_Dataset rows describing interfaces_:

■ ■ ■ ■ ■ ■ ■

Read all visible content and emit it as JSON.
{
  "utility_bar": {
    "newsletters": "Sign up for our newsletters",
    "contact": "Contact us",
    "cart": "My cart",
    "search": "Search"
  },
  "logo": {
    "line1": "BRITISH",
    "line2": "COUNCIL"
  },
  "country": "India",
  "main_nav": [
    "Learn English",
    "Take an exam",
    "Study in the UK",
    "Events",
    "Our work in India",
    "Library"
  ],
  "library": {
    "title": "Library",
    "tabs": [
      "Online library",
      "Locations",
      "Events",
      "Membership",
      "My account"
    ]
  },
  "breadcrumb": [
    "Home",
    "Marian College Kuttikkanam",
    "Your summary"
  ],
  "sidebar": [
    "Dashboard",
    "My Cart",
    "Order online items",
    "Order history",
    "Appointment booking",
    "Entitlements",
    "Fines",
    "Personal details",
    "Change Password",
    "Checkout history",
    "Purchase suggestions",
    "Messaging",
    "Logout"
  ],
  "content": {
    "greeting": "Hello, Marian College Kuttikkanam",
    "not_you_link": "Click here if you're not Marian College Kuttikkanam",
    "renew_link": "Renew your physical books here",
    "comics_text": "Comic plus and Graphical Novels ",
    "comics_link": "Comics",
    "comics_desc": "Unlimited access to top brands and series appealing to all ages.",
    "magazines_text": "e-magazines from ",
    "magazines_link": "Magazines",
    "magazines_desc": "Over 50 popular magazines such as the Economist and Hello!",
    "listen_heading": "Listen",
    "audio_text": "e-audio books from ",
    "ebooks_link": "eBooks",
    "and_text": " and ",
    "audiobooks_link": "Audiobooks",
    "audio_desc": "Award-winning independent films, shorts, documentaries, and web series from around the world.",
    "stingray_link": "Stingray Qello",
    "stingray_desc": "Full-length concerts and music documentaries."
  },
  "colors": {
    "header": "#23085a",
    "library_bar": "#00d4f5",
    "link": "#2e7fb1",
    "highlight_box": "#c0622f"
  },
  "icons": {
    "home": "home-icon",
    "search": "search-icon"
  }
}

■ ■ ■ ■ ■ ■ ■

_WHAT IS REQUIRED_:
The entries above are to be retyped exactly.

_TASK SOLUTION_:
Read all visible content and emit it as JSON.
{
  "utility_bar": {
    "newsletters": "Sign up for our newsletters",
    "contact": "Contact us",
    "cart": "My cart",
    "search": "Search"
  },
  "logo": {
    "line1": "BRITISH",
    "line2": "COUNCIL"
  },
  "country": "India",
  "main_nav": [
    "Learn English",
    "Take an exam",
    "Study in the UK",
    "Events",
    "Our work in India",
    "Library"
  ],
  "library": {
    "title": "Library",
    "tabs": [
      "Online library",
      "Locations",
      "Events",
      "Membership",
      "My account"
    ]
  },
  "breadcrumb": [
    "Home",
    "Marian College Kuttikkanam",
    "Your summary"
  ],
  "sidebar": [
    "Dashboard",
    "My Cart",
    "Order online items",
    "Order history",
    "Appointment booking",
    "Entitlements",
    "Fines",
    "Personal details",
    "Change Password",
    "Checkout history",
    "Purchase suggestions",
    "Messaging",
    "Logout"
  ],
  "content": {
    "greeting": "Hello, Marian College Kuttikkanam",
    "not_you_link": "Click here if you're not Marian College Kuttikkanam",
    "renew_link": "Renew your physical books here",
    "comics_text": "Comic plus and Graphical Novels ",
    "comics_link": "Comics",
    "comics_desc": "Unlimited access to top brands and series appealing to all ages.",
    "magazines_text": "e-magazines from ",
    "magazines_link": "Magazines",
    "magazines_desc": "Over 50 popular magazines such as the Economist and Hello!",
    "listen_heading": "Listen",
    "audio_text": "e-audio books from ",
    "ebooks_link": "eBooks",
    "and_text": " and ",
    "audiobooks_link": "Audiobooks",
    "audio_desc": "Award-winning independent films, shorts, documentaries, and web series from around the world.",
    "stingray_link": "Stingray Qello",
    "stingray_desc": "Full-length concerts and music documentaries."
  },
  "colors": {
    "header": "#23085a",
    "library_bar": "#00d4f5",
    "link": "#2e7fb1",
    "highlight_box": "#c0622f"
  },
  "icons": {
    "home": "home-icon",
    "search": "search-icon"
  }
}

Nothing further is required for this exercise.